The Primer provides a rapid guide to the most interesting comment and analysis on the English health and care sector that has not (usually) appeared in HSJ.

The decision to discharge hospital patients to care homes (where they could not go home but were fit for discharge) in the early stage of the pandemic turned into one of the most controversial of all decisions in the last 18 months.

NHS England has repeatedly denied a link between the discharge policy and the deaths of thousands of elderly people, and stressed that it was following government/Public Health England policy on testing, while Matt Hancock famously insisted the government had thrown a “protective ring” around the care homes.

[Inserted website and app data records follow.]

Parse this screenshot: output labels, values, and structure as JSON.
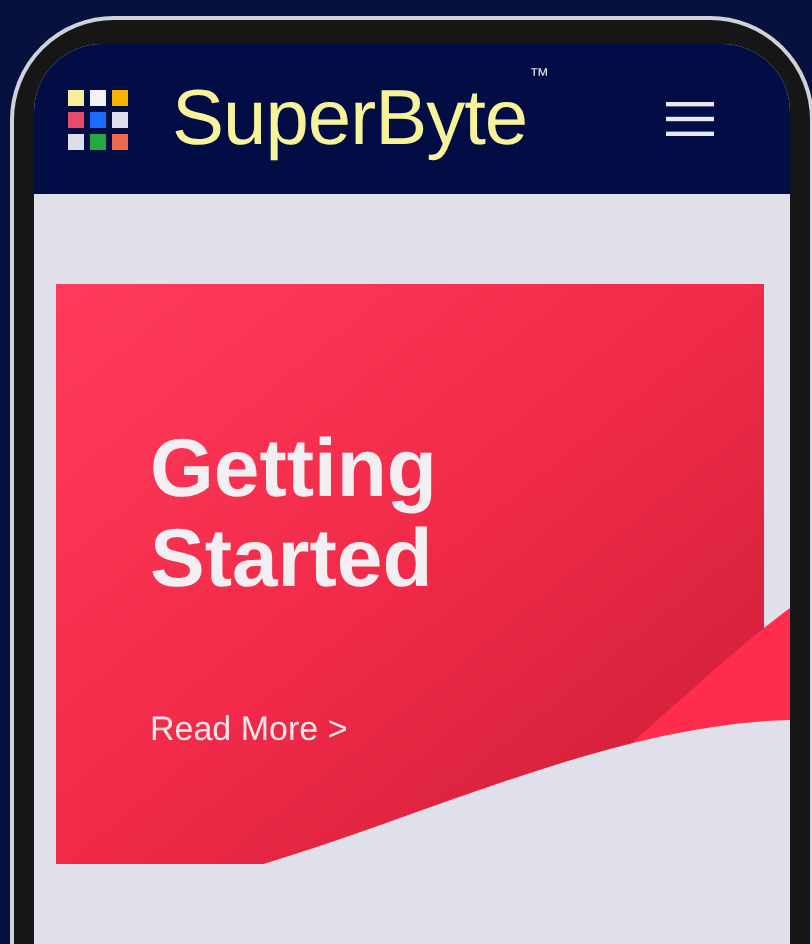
{
  "header": {
    "brand": "SuperByte",
    "trademark": "™"
  },
  "hero": {
    "title": "Getting Started",
    "link": "Read More >"
  }
}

Those viewpoints will now be tested in court this week by a landmark court case brought by the families of two people who died in care homes.

The legal action is being taken against NHS England, Public Health England (now the UK Health Security Agency) and the Department of Health and Social Care, with the families saying they “need to find out what happened” to their loved ones.

Given the sensitivity of the topic, the case could stir up tensions again between the government and NHS as parties look to defend themselves, and may end up pointing the finger elsewhere when it comes to apportioning blame.

GP access latest

Speaking of sensitive topics, few NHS debates have become so rapidly polarising as the recent furore around GP access.

Last Thursday, in the way of the latest intervention from government/NHS England, new NHSE CEO Amanda Pritchard attempted to placate irate Daily Mail readers with an op-ed setting out plans to increase face-to-face appointments — and declaring primary care is a personal priority, while Sajid Javid took some flak for missing his own in-person appointment at a GP conference.

End of the pay freeze?

It’s only nine days until the government’s spending review, which means the usual pre-announcement briefings and leaks are expected in the coming days.

One such scoop was given to the Guardian last week which, in good news for NHS staff, reported that Rishi Sunak is poised to end the public sector pay freeze.

The pay freeze was imposed last November when Mr Sunak said it was unfair for public sector workers to get a pay rise while many private sector staff were either furloughed or losing their jobs. However, Boris Johnson’s promise of a “high-wage economy” at the Conservatives’ conference earlier this month appears to signal a thumbs up from the Treasury – the Guardian reported.

Although lower paid NHS staff were exempted from the pay freeze — and all Agenda for Change staff received a small increase this year — an end to the policy will be a welcome boost for all staff after 18 months of the pandemic.

The capital conundrum

Another policy area health chiefs will follow closely is the size of the capital budget for health and social care.

Managers have repeatedly called (without success) for a multi-year capital settlement in the past, but the three-year spending review finally offers a chance to provide some longer-term certainty about how much money will be available until 2024-25.

How much capital does the NHS need? Opinions vary, but the NHS Confederation last week called for a £1.8bn increase up to £10.3bn by 2024-25 – following a detailed report on NHS funding projects by the Health Foundation last month.

Alongside its plea for extra capital, Confed published a snap survey based on results from a fifth of trusts which found long-standing complaints about how the NHS receives capital continue to frustrate local managers.

In two examples, 77 per cent of respondents said they could not access allocated capital in a “timely way”, and 71 per cent said it was “not straightforward” to get their capital project approved.

The government’s 2019 Health Infrastructure Plan pledged to simplify the capital allocation process, but Confed’s survey indicates little change has happened so far – which means the spending review offers another chance to fix this long-running problem.